What you have to do: Retype the data that follows, keeping every character the same.

Record extracts:

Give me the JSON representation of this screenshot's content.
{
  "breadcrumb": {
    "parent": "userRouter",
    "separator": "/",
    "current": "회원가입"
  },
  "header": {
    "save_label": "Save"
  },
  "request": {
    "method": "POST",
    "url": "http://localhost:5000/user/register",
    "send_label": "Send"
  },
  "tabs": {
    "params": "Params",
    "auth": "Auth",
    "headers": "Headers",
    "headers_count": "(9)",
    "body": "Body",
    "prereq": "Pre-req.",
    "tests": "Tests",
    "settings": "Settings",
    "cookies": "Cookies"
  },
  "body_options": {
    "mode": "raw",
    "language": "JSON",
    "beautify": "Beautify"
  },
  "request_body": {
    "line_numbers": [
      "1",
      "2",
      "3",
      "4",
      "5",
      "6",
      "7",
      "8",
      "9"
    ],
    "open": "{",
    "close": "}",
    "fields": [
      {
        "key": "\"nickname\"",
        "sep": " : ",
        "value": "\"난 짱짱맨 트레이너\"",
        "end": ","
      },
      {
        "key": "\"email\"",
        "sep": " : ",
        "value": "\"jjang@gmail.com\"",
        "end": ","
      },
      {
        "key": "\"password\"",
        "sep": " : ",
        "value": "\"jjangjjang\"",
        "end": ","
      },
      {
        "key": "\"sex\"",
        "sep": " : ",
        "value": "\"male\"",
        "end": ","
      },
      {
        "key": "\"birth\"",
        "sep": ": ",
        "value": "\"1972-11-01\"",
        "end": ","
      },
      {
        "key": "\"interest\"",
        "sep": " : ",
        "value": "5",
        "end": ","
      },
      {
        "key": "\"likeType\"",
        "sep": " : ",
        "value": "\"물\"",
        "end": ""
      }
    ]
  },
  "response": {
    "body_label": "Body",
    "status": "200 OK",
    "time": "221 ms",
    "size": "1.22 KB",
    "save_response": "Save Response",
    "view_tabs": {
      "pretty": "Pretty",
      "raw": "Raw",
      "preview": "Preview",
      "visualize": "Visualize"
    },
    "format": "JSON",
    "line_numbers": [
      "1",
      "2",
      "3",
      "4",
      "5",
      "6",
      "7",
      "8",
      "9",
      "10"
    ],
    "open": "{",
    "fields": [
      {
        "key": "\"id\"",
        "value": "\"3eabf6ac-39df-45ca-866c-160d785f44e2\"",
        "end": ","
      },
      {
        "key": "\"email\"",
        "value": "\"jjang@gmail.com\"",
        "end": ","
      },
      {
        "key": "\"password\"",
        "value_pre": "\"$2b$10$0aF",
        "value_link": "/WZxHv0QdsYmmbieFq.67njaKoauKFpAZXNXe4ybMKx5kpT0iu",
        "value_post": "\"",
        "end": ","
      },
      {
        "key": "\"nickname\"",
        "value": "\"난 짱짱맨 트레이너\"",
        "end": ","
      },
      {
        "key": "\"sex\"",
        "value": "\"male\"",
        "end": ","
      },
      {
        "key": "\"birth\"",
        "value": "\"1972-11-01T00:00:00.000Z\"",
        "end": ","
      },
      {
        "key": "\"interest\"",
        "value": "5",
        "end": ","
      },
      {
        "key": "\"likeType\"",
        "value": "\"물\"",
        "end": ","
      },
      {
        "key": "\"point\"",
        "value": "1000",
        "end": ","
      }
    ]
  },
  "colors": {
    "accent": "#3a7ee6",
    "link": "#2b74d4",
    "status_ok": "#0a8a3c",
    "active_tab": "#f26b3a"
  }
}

Solution below:
Give me the JSON representation of this screenshot's content.
{
  "breadcrumb": {
    "parent": "userRouter",
    "separator": "/",
    "current": "회원가입"
  },
  "header": {
    "save_label": "Save"
  },
  "request": {
    "method": "POST",
    "url": "http://localhost:5000/user/register",
    "send_label": "Send"
  },
  "tabs": {
    "params": "Params",
    "auth": "Auth",
    "headers": "Headers",
    "headers_count": "(9)",
    "body": "Body",
    "prereq": "Pre-req.",
    "tests": "Tests",
    "settings": "Settings",
    "cookies": "Cookies"
  },
  "body_options": {
    "mode": "raw",
    "language": "JSON",
    "beautify": "Beautify"
  },
  "request_body": {
    "line_numbers": [
      "1",
      "2",
      "3",
      "4",
      "5",
      "6",
      "7",
      "8",
      "9"
    ],
    "open": "{",
    "close": "}",
    "fields": [
      {
        "key": "\"nickname\"",
        "sep": " : ",
        "value": "\"난 짱짱맨 트레이너\"",
        "end": ","
      },
      {
        "key": "\"email\"",
        "sep": " : ",
        "value": "\"jjang@gmail.com\"",
        "end": ","
      },
      {
        "key": "\"password\"",
        "sep": " : ",
        "value": "\"jjangjjang\"",
        "end": ","
      },
      {
        "key": "\"sex\"",
        "sep": " : ",
        "value": "\"male\"",
        "end": ","
      },
      {
        "key": "\"birth\"",
        "sep": ": ",
        "value": "\"1972-11-01\"",
        "end": ","
      },
      {
        "key": "\"interest\"",
        "sep": " : ",
        "value": "5",
        "end": ","
      },
      {
        "key": "\"likeType\"",
        "sep": " : ",
        "value": "\"물\"",
        "end": ""
      }
    ]
  },
  "response": {
    "body_label": "Body",
    "status": "200 OK",
    "time": "221 ms",
    "size": "1.22 KB",
    "save_response": "Save Response",
    "view_tabs": {
      "pretty": "Pretty",
      "raw": "Raw",
      "preview": "Preview",
      "visualize": "Visualize"
    },
    "format": "JSON",
    "line_numbers": [
      "1",
      "2",
      "3",
      "4",
      "5",
      "6",
      "7",
      "8",
      "9",
      "10"
    ],
    "open": "{",
    "fields": [
      {
        "key": "\"id\"",
        "value": "\"3eabf6ac-39df-45ca-866c-160d785f44e2\"",
        "end": ","
      },
      {
        "key": "\"email\"",
        "value": "\"jjang@gmail.com\"",
        "end": ","
      },
      {
        "key": "\"password\"",
        "value_pre": "\"$2b$10$0aF",
        "value_link": "/WZxHv0QdsYmmbieFq.67njaKoauKFpAZXNXe4ybMKx5kpT0iu",
        "value_post": "\"",
        "end": ","
      },
      {
        "key": "\"nickname\"",
        "value": "\"난 짱짱맨 트레이너\"",
        "end": ","
      },
      {
        "key": "\"sex\"",
        "value": "\"male\"",
        "end": ","
      },
      {
        "key": "\"birth\"",
        "value": "\"1972-11-01T00:00:00.000Z\"",
        "end": ","
      },
      {
        "key": "\"interest\"",
        "value": "5",
        "end": ","
      },
      {
        "key": "\"likeType\"",
        "value": "\"물\"",
        "end": ","
      },
      {
        "key": "\"point\"",
        "value": "1000",
        "end": ","
      }
    ]
  },
  "colors": {
    "accent": "#3a7ee6",
    "link": "#2b74d4",
    "status_ok": "#0a8a3c",
    "active_tab": "#f26b3a"
  }
}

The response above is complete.